Management at cash-strapped Controlled Demolition were in talks with potential buyers this week.
Venture capitalist 3i - which owns a 40 per cent stake in the company after it backed a management buyout - dropped a bombshell on the West Yorkshire firm earlier this month, saying it would no longer support the company because it was underperforming.

A 3i spokeswoman said: 'The directors are exploring alternative funding options. 3i won' t be backing the company going forward. This is a small legacy investment. We will provide funding for companies that are performing well.'

Managing director Darren Palin led the £7.5 million MBO four years ago, buying Controlled from founder Charles Moran.

A company spokeswoman admitted it has experienced 'some trading difficulties'. But she added: 'We are not going into liquidation and are trading as normal. None of the staff have been laid off.'

Sources close to the firm said the company has debts of around £9.5 million.

Sheffield firm Euro Decommissioning Services is understood to have put in an offer for the firm which was rebuffed.

Swansea contractor Cuddy Demolition is also thought to have expressed interest.

One rival firm, which has not made a bid, said: 'It is fair to say Controlled has overextended itself in recent times, such as undercutting on work, and it is coming home to roost.'

Controlled was forced to hire security guards at its Wakefield headquarters last week to deal with angry subbies who say they have been left out of pocket to the tune of thousands of pounds.
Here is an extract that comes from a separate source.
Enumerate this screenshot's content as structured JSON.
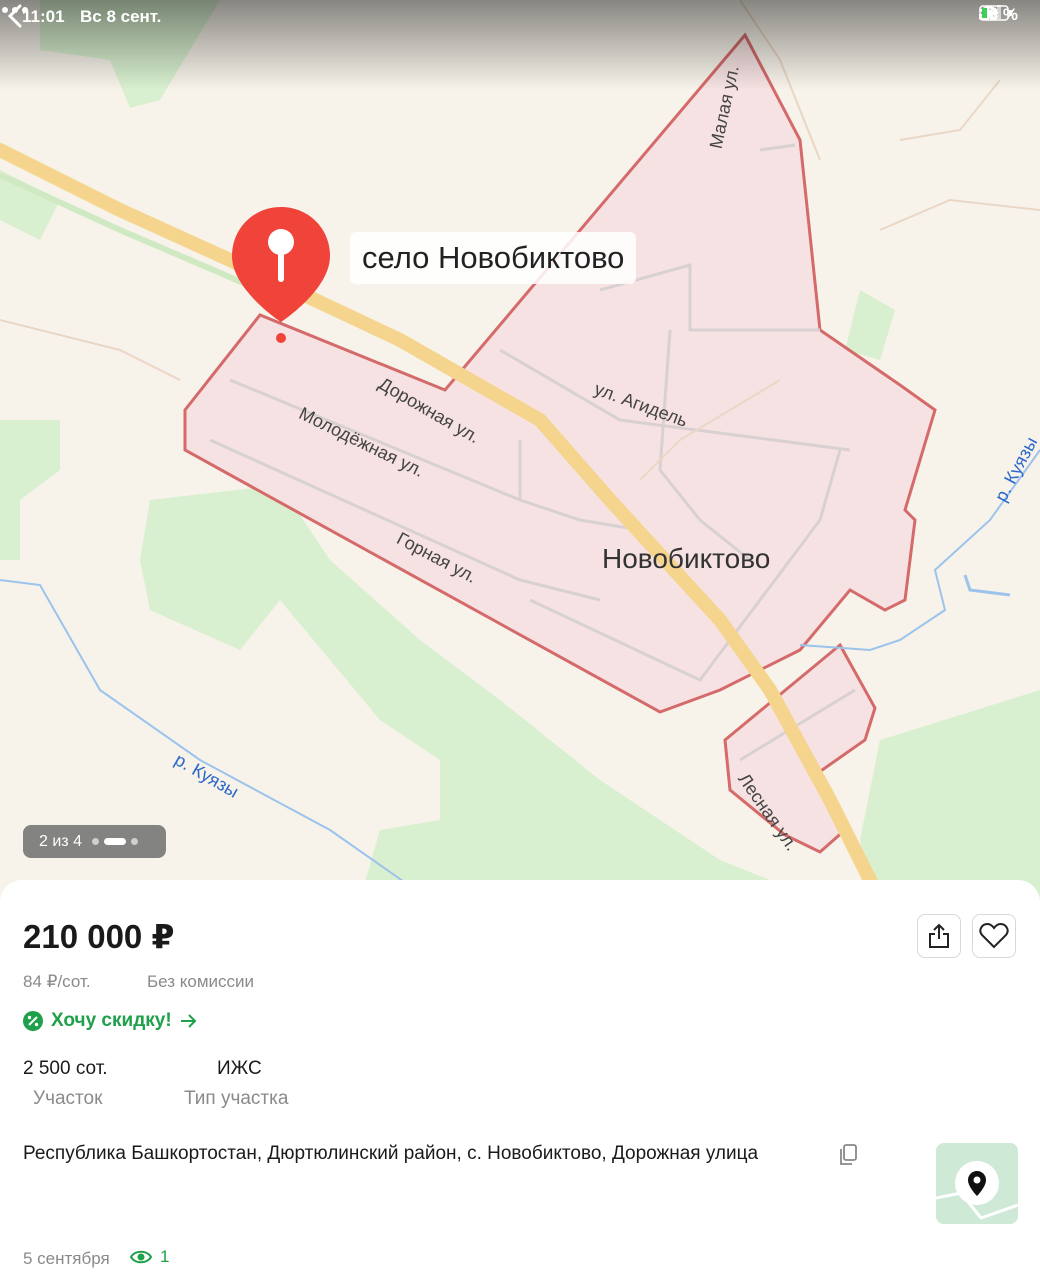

The boss of one firm, who claims he is owed £60,000, said: 'I went down there on Friday and there was a crowd of people outside and four bouncers guarding the doors.

'There are a few really good specialist firms based in London that won' t be able to take this knock if they don' t get their money.'

A senior employee at Controlled said: 'You can see how bad it is by the fact they' ve had to employ bouncers outside the offices for protection.'

The company has worked on a number of high-profile projects including a deal to tear down the south stand for Mowlem at the home of English rugby union, Twickenham, in west London.

Controlled Demolition's parent company, Controlled Group Holdings, increased its turn over 20 per cent to £19.64 million in the year to September 2004, up from £16.34 million in the previous 12 months, according to accounts filed at Companies House.

Profits before tax were down slightly to just over £205,000 from nearly £213,000 the previous year. Staff numbers increased year-on-year to 145 from 131.

by Sophie Kernon